PHILADELPHIA — A former editor of a prominent Christian publication is praising Tony Campolo after he announced this week that he has decided to endorse and speak out for the inclusion of open homosexuals in the Body of Christ—a move that is generating concern among Christians nationwide.
“God bless Tony Campolo,” wrote retired Christianity Today editor David Neff on Facebook this week. “He is acting in good faith and is, I think, on the right track.”
As previously reported, Campolo, who serves as one of the leaders at Mount Carmel Baptist Church in West Philadelphia—a part of the National Baptist Convention USA and American Baptist Churches USA—made the announcement on Monday.
“It has taken countless hours of prayer, study, conversation and emotional turmoil to bring me to the place where I am finally ready to call for the full acceptance of Christian gay couples into the Church,” he wrote in a statement posted to his website.
Campolo’s wife, Peggy, is a homosexual activist and believes that the Church should be accepting of same-sex “marriage.” He explained that his wife is one of the reasons why he has decided to endorse acceptance of homosexuals in Christianity.
“One reason I am changing my position on this issue is that, through Peggy, I have come to know so many gay Christian couples whose relationships work in much the same way as our own,” he said. “Our friendships with these couples have helped me understand how important it is for the exclusion and disapproval of their unions by the Christian community to end. We in the Church should actively support such families.”

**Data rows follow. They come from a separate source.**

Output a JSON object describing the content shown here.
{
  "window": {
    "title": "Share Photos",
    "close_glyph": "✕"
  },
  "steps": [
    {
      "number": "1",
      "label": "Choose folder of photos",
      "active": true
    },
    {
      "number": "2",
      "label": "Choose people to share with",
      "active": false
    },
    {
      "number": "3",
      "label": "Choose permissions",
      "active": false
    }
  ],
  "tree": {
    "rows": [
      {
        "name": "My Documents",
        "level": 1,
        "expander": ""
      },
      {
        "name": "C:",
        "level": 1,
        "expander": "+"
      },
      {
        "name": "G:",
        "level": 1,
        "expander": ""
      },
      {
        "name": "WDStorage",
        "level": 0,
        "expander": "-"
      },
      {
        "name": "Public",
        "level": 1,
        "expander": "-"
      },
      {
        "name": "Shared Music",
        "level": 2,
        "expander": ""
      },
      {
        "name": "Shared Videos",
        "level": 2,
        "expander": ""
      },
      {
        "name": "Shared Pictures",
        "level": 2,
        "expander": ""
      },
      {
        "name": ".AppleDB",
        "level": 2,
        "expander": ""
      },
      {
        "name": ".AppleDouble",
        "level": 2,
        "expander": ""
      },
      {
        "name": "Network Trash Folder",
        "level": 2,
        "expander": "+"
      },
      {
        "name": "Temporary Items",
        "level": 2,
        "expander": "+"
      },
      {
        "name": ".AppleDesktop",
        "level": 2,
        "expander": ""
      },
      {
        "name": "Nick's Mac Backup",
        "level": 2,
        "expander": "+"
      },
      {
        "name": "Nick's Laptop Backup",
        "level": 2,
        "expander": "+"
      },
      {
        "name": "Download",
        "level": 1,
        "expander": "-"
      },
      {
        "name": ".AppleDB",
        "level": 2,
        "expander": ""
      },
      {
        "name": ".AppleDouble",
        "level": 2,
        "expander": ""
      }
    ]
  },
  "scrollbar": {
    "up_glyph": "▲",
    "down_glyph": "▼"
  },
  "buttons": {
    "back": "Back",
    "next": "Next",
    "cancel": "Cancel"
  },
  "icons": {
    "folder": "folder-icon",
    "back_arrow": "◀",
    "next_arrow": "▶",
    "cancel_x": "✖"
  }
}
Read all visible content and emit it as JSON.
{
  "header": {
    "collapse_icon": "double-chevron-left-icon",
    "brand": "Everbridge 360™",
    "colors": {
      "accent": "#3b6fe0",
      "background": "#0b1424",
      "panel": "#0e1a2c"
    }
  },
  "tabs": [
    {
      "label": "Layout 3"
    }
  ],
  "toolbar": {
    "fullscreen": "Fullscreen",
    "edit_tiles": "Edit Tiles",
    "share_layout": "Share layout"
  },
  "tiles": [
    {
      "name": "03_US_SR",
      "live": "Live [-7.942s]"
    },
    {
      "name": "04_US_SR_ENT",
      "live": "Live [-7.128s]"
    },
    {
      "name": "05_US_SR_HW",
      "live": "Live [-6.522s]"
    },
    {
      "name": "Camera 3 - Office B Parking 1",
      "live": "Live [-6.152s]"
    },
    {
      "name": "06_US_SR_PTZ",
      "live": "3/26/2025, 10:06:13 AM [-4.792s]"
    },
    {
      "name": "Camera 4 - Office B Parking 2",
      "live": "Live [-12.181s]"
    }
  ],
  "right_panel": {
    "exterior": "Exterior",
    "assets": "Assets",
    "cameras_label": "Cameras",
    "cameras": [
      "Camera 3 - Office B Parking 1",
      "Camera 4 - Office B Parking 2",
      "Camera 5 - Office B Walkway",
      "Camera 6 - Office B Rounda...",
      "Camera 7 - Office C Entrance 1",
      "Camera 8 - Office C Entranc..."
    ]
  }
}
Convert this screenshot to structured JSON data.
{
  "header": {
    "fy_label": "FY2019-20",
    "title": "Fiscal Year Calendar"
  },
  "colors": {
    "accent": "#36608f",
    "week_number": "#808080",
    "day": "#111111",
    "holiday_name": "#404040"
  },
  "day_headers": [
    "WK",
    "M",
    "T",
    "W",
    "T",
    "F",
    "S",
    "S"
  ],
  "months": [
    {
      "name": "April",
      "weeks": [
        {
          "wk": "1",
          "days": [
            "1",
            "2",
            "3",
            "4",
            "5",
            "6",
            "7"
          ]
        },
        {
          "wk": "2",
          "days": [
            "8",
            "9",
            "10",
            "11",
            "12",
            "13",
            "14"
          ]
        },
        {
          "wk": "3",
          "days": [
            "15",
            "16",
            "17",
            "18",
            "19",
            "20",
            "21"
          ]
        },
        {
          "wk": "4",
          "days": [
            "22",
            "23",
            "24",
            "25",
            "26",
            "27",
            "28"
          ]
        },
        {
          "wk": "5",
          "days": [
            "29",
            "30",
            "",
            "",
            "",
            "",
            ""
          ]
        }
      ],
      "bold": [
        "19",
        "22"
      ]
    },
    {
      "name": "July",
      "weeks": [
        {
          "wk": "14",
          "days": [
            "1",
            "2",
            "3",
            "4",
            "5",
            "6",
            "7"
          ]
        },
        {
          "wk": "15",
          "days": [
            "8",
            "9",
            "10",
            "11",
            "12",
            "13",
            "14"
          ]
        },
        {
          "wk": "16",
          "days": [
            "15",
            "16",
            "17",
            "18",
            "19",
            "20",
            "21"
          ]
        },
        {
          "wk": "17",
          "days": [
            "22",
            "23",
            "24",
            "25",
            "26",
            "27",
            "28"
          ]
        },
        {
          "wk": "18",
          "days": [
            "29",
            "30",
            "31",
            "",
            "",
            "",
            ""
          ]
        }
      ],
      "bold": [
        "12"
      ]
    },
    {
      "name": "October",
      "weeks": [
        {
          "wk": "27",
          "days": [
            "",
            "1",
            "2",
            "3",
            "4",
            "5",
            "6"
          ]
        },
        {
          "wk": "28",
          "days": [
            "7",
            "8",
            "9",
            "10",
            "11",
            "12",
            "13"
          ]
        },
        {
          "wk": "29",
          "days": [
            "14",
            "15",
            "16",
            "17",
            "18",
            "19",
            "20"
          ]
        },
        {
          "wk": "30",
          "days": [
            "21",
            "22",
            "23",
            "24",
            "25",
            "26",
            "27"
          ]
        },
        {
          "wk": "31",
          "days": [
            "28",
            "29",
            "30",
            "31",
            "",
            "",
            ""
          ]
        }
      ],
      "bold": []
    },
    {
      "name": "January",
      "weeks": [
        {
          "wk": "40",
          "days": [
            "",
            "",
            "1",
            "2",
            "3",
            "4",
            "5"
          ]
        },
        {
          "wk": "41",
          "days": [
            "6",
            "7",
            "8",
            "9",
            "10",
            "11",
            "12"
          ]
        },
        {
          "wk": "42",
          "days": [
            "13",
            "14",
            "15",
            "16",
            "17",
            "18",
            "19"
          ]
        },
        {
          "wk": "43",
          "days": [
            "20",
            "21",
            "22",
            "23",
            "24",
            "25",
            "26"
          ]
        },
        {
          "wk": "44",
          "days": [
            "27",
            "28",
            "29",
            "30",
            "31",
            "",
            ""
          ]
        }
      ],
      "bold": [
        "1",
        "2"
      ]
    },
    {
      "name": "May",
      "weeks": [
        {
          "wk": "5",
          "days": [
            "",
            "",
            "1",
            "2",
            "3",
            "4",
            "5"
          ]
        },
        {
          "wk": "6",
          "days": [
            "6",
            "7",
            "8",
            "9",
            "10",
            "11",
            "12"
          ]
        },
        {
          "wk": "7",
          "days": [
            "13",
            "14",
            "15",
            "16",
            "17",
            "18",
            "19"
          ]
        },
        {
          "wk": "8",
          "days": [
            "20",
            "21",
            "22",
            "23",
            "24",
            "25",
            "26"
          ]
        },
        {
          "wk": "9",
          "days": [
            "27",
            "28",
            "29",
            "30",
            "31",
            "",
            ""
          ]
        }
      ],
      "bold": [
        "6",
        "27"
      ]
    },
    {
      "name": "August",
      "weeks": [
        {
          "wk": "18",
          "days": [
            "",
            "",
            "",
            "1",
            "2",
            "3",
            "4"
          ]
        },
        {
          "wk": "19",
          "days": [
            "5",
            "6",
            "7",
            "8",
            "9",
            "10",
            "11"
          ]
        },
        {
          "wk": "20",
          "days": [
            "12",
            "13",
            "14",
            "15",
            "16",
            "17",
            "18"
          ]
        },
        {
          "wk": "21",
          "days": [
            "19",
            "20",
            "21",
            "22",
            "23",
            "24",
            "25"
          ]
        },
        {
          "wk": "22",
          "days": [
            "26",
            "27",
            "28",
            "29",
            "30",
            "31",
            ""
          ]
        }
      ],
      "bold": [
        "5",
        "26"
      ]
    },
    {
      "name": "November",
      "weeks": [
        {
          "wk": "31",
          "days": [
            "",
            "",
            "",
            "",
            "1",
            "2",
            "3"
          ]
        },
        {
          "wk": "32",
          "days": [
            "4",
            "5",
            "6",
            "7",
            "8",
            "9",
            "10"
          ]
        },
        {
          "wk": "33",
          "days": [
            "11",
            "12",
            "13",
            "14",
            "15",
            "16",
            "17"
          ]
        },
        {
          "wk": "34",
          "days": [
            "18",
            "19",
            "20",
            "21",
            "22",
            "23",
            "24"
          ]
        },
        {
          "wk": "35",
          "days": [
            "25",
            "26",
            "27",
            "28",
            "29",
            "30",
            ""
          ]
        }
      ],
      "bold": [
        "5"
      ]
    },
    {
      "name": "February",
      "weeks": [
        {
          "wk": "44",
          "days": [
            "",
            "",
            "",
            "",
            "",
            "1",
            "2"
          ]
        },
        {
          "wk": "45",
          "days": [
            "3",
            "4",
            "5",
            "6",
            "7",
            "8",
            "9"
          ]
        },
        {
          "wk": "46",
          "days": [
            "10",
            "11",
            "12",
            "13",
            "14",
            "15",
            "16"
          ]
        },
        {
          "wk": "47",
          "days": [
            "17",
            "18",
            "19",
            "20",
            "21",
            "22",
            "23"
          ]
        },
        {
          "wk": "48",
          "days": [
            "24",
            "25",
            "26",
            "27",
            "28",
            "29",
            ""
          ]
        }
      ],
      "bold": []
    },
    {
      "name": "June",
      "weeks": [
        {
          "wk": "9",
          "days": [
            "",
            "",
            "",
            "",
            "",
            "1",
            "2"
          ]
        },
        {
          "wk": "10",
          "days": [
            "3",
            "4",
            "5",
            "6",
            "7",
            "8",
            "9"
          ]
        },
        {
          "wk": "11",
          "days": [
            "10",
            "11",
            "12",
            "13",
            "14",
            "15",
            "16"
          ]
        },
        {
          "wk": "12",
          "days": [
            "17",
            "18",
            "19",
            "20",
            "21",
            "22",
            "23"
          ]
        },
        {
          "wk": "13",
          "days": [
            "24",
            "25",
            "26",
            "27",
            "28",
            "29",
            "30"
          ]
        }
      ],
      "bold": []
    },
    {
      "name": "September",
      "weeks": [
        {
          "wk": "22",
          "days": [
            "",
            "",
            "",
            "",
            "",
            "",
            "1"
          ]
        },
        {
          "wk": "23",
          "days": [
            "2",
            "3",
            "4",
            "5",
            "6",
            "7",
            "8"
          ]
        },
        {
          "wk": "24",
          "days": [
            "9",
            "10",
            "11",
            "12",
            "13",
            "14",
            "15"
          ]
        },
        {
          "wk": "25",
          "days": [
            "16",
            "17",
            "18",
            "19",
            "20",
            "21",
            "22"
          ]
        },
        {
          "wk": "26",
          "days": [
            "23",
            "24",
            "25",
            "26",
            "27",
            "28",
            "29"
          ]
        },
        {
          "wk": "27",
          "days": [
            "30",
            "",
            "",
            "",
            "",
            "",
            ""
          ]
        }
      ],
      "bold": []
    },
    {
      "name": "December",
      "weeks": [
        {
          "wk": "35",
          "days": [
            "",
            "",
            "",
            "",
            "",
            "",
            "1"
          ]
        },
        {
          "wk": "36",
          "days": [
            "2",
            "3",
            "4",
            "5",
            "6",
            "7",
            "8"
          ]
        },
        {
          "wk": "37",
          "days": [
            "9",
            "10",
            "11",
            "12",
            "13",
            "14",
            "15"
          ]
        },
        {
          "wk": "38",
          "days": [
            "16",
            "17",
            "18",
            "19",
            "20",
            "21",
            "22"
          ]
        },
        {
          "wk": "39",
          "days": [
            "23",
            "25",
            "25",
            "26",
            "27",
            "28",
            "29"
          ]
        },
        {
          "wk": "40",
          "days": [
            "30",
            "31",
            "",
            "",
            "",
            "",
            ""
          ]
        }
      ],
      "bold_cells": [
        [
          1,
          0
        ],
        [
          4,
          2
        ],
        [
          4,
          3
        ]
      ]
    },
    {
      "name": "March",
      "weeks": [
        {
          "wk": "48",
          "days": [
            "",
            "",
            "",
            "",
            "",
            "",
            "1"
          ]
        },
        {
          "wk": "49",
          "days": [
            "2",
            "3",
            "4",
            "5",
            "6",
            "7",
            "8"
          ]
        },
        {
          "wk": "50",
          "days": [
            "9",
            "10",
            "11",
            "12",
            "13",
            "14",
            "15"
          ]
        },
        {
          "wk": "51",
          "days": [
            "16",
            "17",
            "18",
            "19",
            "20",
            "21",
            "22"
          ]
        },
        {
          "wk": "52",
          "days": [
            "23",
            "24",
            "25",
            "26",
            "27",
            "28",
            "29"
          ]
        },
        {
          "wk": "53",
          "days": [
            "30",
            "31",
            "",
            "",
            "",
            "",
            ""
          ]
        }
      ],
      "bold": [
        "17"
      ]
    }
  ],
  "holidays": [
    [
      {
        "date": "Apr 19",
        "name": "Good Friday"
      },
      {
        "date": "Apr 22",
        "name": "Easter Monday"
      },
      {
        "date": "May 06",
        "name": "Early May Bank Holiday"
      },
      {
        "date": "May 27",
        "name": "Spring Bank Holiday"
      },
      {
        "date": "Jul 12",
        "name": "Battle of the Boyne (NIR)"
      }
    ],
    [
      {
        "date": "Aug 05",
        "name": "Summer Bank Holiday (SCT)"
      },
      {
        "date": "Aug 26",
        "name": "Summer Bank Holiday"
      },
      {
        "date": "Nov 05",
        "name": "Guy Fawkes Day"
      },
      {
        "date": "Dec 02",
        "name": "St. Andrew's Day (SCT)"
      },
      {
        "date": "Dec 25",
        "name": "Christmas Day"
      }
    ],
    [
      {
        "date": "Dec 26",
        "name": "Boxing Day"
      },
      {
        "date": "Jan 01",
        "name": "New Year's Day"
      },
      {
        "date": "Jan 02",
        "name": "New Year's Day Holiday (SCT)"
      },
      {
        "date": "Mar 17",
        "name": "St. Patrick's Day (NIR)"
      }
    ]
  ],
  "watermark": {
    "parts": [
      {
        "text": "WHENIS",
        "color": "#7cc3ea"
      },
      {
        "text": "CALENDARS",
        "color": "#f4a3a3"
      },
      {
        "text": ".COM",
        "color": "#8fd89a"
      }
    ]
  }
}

After Neff applauded Campolo for his statement, Christianity Today reached out to him to obtain further clarification.
“I think the ethically responsible thing for gay and lesbian Christians to do is to form lasting, covenanted partnerships,” Neff replied in an email to Mark Galli, the current editor and former Presbyterian minister. “I also believe that the Church should help them in those partnerships in the same way the Church should fortify traditional marriages.”
Galli said that he is disappointed in Neff’s words.
“At CT, we’re saddened that David has come to this conclusion,” he wrote in an editorial on Tuesday. “Saddened because we firmly believe that the Bible teaches that God intends the most intimate of covenant relationships to be enjoyed exclusively by a man and a woman.”
Mark Tooley, the president of the Institute on Religion and Democracy, also commented on Neff in The Stream.
“Neff in recent years has inclined leftward, especially in his former role on the executive board of the National Association of Evangelicals,” he wrote, stating that Neff has backed “ostensible ‘compromise’ abortion language from Democrats to ease passage of Obamacare” and endorsed “Jim Wallis’s ‘Circle of Protection’ around federal entitlement programs,” among other items.
Tooley noted that the former Christianity Today editor, however, did sign a statement in support of biblical marriage in 2009.
“Neff’s and Campolo’s full embrace of same-sex behavior indicates that theological and ethical orthodoxy may become increasingly difficult and rare for religionists on the political Left,” he said. “As they quit the historic consensus on the Christian teaching now under most assault, they likely will be joined by a growing cadre of post-Evangelicals who prefer cultural accommodation to traditional Evangelical counter cultural witness.”